On Thursday, some conservatives surfaced an old video of Alexandria Ocasio-Cortez dancing in college, and attempted to present it as a scandalous indictment of her character. The plan immediately backfired, of course, because there's nothing scandalous about playfully dancing around with friends. In fact, many found the video endearing, with some suggesting that it would make for a good campaign ad for the newly-minted Congresswoman.
The incident is only the latest example of the right's growing obsession with Ocasio-Cortez, the youngest woman ever elected to Congress. Previously, conservatives have attempted to create scandal out of her wearing a jacket, for going by the name "Sandy" when she was young, and for living in a house as a child. Unsurprisingly, none of those attacks have stuck, and some have suggested that they say more about conservatives' fear of Ocasio-Cortez than the young Democratic Socialist herself.
Although it's unclear precisely when the newly-surfaced video was filmed, a version of it was uploaded to YouTube in late 2010. It depicts Ocasio-Cortez and several other Boston University students recreating a dance scene from The Breakfast Club; at the time, this was a popular internet meme, and many other people made similar videos.
"Here is America’s favorite commie know-it-all acting like the clueless nitwit she is," a Twitter user with the handle @AnonymousQ1776 wrote while tweeting out the video. "High School [sic] video of 'Sandy' Ocasio-Cortez."
Ocasio-Cortez made history not only as the youngest woman elected to Congress, but also as one of the first Democratic Socialists, along with Rachida Tlaib, to be elected to the House of Representatives. The video of her dancing surfaced as she was being sworn in, and many conservatives presented it as somehow incriminating.
"She looks to me like she's having fun dancing at an elite school," American Spectator writer Melissa Mackenzie wrote. "She does not look like she's oppressed."
But many people, including some conservatives, felt that these attacks were counterproductive, and that the video made Ocasio-Cortez appear likable and relatable.
"I keep rewatching the @AOC dancing video and can’t find the problem. She’s... having fun? Has friends? Likes music?" Time correspondent Charlotte Alter wrote. "GOP is threatened by her because she represents every demographic they struggle with (young ppl, women, ppl of color) while making Dems look fun and cool."
"The video of @AOC dancing is so well done," Black Lives Matter activist Deray McKesson wrote. "And she’s all joy in it. I can’t believe they thought that was going to be some scandal."

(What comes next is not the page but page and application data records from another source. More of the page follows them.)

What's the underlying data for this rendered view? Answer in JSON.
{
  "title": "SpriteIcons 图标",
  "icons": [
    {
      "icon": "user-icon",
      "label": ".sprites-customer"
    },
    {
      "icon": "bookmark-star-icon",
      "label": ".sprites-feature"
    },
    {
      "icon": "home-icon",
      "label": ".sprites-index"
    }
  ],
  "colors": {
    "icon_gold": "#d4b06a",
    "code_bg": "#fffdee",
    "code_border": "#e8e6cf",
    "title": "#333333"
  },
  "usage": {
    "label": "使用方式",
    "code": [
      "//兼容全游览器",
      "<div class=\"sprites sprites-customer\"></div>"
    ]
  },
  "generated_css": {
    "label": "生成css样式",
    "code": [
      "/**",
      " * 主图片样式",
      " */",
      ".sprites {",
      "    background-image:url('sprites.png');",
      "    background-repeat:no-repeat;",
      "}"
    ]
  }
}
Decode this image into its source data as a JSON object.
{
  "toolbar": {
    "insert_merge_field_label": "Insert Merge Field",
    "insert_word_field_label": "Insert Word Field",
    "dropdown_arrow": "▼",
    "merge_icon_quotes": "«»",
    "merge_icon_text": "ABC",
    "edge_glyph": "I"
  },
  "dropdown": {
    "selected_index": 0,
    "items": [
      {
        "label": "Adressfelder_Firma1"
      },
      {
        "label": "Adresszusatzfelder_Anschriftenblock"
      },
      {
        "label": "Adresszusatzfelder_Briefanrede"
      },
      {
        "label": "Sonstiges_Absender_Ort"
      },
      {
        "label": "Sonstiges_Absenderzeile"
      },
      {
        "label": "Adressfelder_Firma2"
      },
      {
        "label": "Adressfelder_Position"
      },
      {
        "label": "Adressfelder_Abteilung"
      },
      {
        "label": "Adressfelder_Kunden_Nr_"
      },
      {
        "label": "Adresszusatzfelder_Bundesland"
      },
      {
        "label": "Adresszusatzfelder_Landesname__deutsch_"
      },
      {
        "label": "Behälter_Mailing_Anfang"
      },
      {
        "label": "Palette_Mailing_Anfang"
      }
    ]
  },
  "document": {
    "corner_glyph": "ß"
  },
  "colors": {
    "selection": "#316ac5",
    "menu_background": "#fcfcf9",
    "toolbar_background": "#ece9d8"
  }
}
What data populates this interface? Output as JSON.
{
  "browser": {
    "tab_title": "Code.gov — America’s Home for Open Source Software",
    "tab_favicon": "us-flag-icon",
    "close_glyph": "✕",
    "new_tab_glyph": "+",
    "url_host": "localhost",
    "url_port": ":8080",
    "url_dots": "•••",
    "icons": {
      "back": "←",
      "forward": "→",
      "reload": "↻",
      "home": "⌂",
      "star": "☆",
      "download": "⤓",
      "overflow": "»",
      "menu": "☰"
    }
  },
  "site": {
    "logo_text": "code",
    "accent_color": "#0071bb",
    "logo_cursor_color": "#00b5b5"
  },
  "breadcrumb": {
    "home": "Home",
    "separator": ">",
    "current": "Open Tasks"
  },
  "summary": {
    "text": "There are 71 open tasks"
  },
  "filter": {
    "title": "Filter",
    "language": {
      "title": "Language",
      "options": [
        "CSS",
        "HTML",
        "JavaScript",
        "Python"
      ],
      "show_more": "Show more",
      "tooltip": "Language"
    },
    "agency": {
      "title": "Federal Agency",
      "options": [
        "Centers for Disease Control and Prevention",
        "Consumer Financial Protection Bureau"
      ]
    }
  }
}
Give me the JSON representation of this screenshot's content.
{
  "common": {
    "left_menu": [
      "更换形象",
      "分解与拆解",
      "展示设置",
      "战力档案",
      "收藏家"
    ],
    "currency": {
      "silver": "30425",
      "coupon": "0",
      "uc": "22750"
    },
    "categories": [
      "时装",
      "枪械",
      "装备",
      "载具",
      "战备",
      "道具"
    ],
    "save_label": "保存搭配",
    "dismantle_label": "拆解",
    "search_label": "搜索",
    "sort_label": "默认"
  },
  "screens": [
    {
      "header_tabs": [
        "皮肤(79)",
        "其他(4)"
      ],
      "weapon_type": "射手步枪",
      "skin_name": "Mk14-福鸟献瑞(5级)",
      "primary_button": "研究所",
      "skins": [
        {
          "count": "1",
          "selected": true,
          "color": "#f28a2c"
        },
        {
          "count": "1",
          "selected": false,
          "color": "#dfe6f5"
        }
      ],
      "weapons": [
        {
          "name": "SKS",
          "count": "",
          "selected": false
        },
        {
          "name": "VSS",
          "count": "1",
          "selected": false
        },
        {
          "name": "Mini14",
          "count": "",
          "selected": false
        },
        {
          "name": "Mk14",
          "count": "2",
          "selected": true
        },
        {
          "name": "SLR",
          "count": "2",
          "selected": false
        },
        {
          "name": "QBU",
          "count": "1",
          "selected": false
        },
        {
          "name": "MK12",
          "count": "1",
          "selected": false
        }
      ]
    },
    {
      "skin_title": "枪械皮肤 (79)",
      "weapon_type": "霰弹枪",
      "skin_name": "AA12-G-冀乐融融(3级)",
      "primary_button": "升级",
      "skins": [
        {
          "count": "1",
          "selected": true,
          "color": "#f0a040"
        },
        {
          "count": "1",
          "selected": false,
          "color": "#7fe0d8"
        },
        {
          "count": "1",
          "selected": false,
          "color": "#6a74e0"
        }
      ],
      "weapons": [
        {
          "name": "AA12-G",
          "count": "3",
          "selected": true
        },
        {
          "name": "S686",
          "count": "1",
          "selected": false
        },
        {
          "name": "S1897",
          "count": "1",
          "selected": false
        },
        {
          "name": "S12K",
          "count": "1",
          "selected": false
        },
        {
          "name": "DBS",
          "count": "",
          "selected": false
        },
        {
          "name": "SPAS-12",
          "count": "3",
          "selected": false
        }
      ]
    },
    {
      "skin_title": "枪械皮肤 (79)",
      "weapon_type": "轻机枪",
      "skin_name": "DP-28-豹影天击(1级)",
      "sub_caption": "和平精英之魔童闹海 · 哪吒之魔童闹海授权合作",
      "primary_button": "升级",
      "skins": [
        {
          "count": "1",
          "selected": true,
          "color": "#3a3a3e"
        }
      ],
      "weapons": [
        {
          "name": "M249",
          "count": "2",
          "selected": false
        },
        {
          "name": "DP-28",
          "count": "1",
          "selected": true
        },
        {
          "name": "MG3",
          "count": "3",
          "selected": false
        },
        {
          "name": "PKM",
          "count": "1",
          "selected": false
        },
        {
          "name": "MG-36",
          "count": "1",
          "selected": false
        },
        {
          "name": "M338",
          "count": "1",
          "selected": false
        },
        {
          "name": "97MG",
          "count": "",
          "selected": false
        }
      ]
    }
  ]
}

Even some on the right thought the attack was misguided. Writing for the libertarian website Reason, Robby Soave argued that conservatives should "criticize Alexandria Ocasio-Cortez’s socialist policies, not her extremely likable dance video."
"Conservatives who obsessively comment on Ocasio-Cortez's wardrobe and dance video are feeding into the narrative that the right is anti-women and doesn't treat them seriously," Soave wrote. "Bafflingly, they are also attacking her strengths. Being a young person with a sense of style is a good thing!"
Josh Bresnahan, the capital bureau chief for Politico, said that he'd seen the video earlier but decided not to publish it due to its lack of newsworthiness.
"Someone sent me this video a month ago," Bresnahan tweeted. "Of couse [sic] we didn’t post it. Has no news value whatsoever & provides no insight into @AOC. It’s college students .... dancing."